▶ **What is expected**
Give back all the records exactly, keeping every line whole.

App and web page records:

Start of Block

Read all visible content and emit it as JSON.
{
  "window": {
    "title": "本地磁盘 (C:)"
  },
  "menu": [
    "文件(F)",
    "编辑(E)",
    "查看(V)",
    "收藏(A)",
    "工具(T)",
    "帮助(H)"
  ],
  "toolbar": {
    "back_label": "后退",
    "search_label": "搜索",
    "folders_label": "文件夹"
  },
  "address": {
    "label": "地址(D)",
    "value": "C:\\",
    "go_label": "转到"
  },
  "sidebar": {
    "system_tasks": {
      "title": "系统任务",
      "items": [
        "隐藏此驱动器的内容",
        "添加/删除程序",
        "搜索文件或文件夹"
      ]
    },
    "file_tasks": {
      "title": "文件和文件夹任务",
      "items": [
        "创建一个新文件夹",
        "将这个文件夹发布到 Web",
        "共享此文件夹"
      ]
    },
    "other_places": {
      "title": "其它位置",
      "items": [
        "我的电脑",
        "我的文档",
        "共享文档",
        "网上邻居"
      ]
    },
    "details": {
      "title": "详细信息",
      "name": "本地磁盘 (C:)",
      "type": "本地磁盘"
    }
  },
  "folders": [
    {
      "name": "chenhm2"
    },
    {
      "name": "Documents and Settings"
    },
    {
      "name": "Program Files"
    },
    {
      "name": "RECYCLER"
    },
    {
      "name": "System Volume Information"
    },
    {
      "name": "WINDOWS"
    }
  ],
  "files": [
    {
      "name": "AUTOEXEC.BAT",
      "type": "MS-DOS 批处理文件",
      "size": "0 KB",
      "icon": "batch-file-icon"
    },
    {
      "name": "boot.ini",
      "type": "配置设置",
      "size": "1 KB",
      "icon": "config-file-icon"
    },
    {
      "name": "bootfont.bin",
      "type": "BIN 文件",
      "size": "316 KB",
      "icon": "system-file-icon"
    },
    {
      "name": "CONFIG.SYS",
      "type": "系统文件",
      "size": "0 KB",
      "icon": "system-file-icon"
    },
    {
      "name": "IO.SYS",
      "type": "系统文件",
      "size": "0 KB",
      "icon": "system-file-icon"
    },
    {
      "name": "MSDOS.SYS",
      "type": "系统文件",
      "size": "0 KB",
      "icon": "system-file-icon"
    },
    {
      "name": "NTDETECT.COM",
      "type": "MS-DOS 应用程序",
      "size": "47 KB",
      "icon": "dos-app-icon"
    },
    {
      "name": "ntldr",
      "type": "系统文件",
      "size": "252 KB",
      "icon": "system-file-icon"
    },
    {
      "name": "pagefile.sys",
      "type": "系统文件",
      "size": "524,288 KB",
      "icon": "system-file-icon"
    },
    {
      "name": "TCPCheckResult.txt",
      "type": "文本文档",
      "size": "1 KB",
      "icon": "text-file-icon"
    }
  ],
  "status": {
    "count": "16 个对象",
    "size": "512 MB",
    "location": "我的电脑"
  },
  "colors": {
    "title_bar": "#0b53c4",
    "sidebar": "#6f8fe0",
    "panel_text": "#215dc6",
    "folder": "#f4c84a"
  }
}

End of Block

▶ **Solution to this problem**
Read all visible content and emit it as JSON.
{
  "window": {
    "title": "本地磁盘 (C:)"
  },
  "menu": [
    "文件(F)",
    "编辑(E)",
    "查看(V)",
    "收藏(A)",
    "工具(T)",
    "帮助(H)"
  ],
  "toolbar": {
    "back_label": "后退",
    "search_label": "搜索",
    "folders_label": "文件夹"
  },
  "address": {
    "label": "地址(D)",
    "value": "C:\\",
    "go_label": "转到"
  },
  "sidebar": {
    "system_tasks": {
      "title": "系统任务",
      "items": [
        "隐藏此驱动器的内容",
        "添加/删除程序",
        "搜索文件或文件夹"
      ]
    },
    "file_tasks": {
      "title": "文件和文件夹任务",
      "items": [
        "创建一个新文件夹",
        "将这个文件夹发布到 Web",
        "共享此文件夹"
      ]
    },
    "other_places": {
      "title": "其它位置",
      "items": [
        "我的电脑",
        "我的文档",
        "共享文档",
        "网上邻居"
      ]
    },
    "details": {
      "title": "详细信息",
      "name": "本地磁盘 (C:)",
      "type": "本地磁盘"
    }
  },
  "folders": [
    {
      "name": "chenhm2"
    },
    {
      "name": "Documents and Settings"
    },
    {
      "name": "Program Files"
    },
    {
      "name": "RECYCLER"
    },
    {
      "name": "System Volume Information"
    },
    {
      "name": "WINDOWS"
    }
  ],
  "files": [
    {
      "name": "AUTOEXEC.BAT",
      "type": "MS-DOS 批处理文件",
      "size": "0 KB",
      "icon": "batch-file-icon"
    },
    {
      "name": "boot.ini",
      "type": "配置设置",
      "size": "1 KB",
      "icon": "config-file-icon"
    },
    {
      "name": "bootfont.bin",
      "type": "BIN 文件",
      "size": "316 KB",
      "icon": "system-file-icon"
    },
    {
      "name": "CONFIG.SYS",
      "type": "系统文件",
      "size": "0 KB",
      "icon": "system-file-icon"
    },
    {
      "name": "IO.SYS",
      "type": "系统文件",
      "size": "0 KB",
      "icon": "system-file-icon"
    },
    {
      "name": "MSDOS.SYS",
      "type": "系统文件",
      "size": "0 KB",
      "icon": "system-file-icon"
    },
    {
      "name": "NTDETECT.COM",
      "type": "MS-DOS 应用程序",
      "size": "47 KB",
      "icon": "dos-app-icon"
    },
    {
      "name": "ntldr",
      "type": "系统文件",
      "size": "252 KB",
      "icon": "system-file-icon"
    },
    {
      "name": "pagefile.sys",
      "type": "系统文件",
      "size": "524,288 KB",
      "icon": "system-file-icon"
    },
    {
      "name": "TCPCheckResult.txt",
      "type": "文本文档",
      "size": "1 KB",
      "icon": "text-file-icon"
    }
  ],
  "status": {
    "count": "16 个对象",
    "size": "512 MB",
    "location": "我的电脑"
  },
  "colors": {
    "title_bar": "#0b53c4",
    "sidebar": "#6f8fe0",
    "panel_text": "#215dc6",
    "folder": "#f4c84a"
  }
}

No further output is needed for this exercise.